New York: What if humidity in the air can be used to power your smartphones or iPads? With new findings that water droplets can generate small amounts of electricity, this appears possible in near future.
Picture for representational purpose. File Pic
Researchers at Massachusetts Institute of Technology (MIT) have discovered that when water droplets spontaneously jump away from superhydrophobic surfaces during condensation, they can gain electric charge in the process.
Apart from charging electronic devices, the new system could also produce clean water.
The device will have a series of interleaved flat metal plates that can be made of cheaper aluminium.

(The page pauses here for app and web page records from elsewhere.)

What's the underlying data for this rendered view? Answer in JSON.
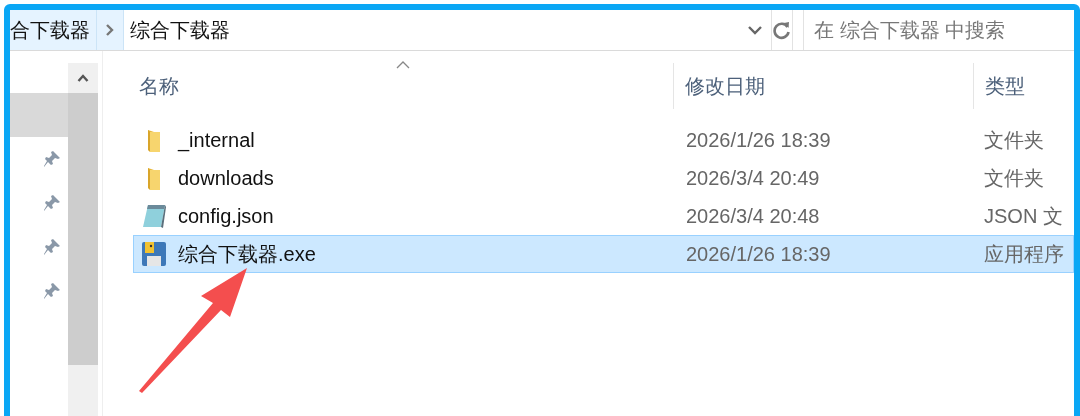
{
  "address_bar": {
    "breadcrumbs": [
      {
        "label": "合下载器",
        "selected": false
      },
      {
        "label": "综合下载器",
        "selected": true
      }
    ]
  },
  "search": {
    "placeholder": "在 综合下载器 中搜索"
  },
  "navigation": {
    "items": [
      {
        "selected": true,
        "pinned": false
      },
      {
        "selected": false,
        "pinned": true
      },
      {
        "selected": false,
        "pinned": true
      },
      {
        "selected": false,
        "pinned": true
      },
      {
        "selected": false,
        "pinned": true
      }
    ]
  },
  "file_list": {
    "columns": [
      {
        "label": "名称",
        "sorted": true
      },
      {
        "label": "修改日期",
        "sorted": false
      },
      {
        "label": "类型",
        "sorted": false
      }
    ],
    "rows": [
      {
        "kind": "folder",
        "name": "_internal",
        "modified": "2026/1/26 18:39",
        "type": "文件夹",
        "selected": false
      },
      {
        "kind": "folder",
        "name": "downloads",
        "modified": "2026/3/4 20:49",
        "type": "文件夹",
        "selected": false
      },
      {
        "kind": "json",
        "name": "config.json",
        "modified": "2026/3/4 20:48",
        "type": "JSON 文",
        "selected": false
      },
      {
        "kind": "exe",
        "name": "综合下载器.exe",
        "modified": "2026/1/26 18:39",
        "type": "应用程序",
        "selected": true
      }
    ]
  }
}
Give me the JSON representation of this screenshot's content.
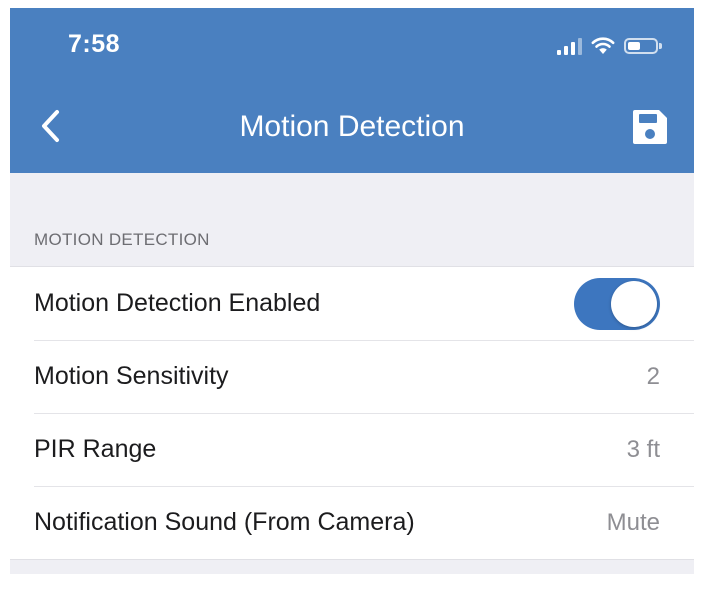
{
  "status_bar": {
    "time": "7:58"
  },
  "nav": {
    "title": "Motion Detection",
    "back_icon": "chevron-left-icon",
    "save_icon": "floppy-disk-icon"
  },
  "section": {
    "header": "MOTION DETECTION"
  },
  "settings": {
    "motion_enabled": {
      "label": "Motion Detection Enabled",
      "on": true
    },
    "sensitivity": {
      "label": "Motion Sensitivity",
      "value": "2"
    },
    "pir_range": {
      "label": "PIR Range",
      "value": "3 ft"
    },
    "notification_sound": {
      "label": "Notification Sound (From Camera)",
      "value": "Mute"
    }
  },
  "colors": {
    "header_background": "#4a80c0",
    "toggle_on": "#3d76bf",
    "page_background": "#efeff4"
  }
}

"As water droplets jump, they carry charge from one plate to the other; if the two plates are connected through an external circuit, that charge difference can be harnessed to provide power," said post-doctoral fellow Nenad Miljkovic and Evelyn Wang, an associate professor of mechanical engineering, at MIT.
The system is based on earlier findings by Miljkovic and Wang that droplets on a superhydrophobic surface convert surface energy to kinetic energy as they merge to form larger droplets.

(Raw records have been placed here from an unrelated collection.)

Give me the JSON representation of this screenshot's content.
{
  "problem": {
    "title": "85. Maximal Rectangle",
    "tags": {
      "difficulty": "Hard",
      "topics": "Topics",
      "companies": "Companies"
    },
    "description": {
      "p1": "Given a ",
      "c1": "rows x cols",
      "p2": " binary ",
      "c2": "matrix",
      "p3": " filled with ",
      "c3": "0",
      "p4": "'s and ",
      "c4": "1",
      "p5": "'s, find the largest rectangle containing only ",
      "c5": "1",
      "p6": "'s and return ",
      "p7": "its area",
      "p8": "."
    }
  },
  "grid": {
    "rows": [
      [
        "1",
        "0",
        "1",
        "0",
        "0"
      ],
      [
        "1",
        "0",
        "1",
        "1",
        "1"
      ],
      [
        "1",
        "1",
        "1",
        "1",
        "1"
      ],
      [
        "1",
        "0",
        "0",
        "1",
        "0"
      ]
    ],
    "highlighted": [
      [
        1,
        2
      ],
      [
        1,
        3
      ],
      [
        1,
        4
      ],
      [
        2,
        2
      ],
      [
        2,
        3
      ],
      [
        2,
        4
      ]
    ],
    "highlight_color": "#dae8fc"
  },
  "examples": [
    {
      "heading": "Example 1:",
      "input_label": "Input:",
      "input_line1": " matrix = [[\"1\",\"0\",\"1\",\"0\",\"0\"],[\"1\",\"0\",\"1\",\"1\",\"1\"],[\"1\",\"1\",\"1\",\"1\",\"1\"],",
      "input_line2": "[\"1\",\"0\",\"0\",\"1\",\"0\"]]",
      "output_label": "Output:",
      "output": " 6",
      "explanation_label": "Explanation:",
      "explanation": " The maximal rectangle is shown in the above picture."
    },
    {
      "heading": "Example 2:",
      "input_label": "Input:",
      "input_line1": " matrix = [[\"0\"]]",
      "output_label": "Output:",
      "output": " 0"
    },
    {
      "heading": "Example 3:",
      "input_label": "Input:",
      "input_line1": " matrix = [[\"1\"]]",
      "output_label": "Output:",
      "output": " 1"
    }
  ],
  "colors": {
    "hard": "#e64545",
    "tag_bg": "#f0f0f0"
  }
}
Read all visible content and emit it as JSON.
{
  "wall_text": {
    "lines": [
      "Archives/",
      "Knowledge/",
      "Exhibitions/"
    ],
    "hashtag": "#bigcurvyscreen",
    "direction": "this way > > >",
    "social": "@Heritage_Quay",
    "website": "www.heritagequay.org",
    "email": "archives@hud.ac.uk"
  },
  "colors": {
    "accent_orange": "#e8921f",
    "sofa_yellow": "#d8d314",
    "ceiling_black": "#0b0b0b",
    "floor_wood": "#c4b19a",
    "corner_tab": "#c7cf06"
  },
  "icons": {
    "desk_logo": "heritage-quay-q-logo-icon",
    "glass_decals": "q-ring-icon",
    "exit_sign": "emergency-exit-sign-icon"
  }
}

This sometimes causes the droplets to spontaneously jump away, enhancing heat transfer by 30 percent relative to other techniques.
They later found that in that process, the jumping droplets gain a small electric charge.
In a practical device, two arrays of metal plates - like fins on a radiator - would be interleaved so that they are very close but not touching.
"The atmosphere is a huge source of power and all you need is a temperature difference between the air and the device," Miljkovic added.
This will allow the device to produce condensation, just as water condenses from warm, humid air on the outside of a cold glass, he said in a paper published in the journal Applied Physics Letters.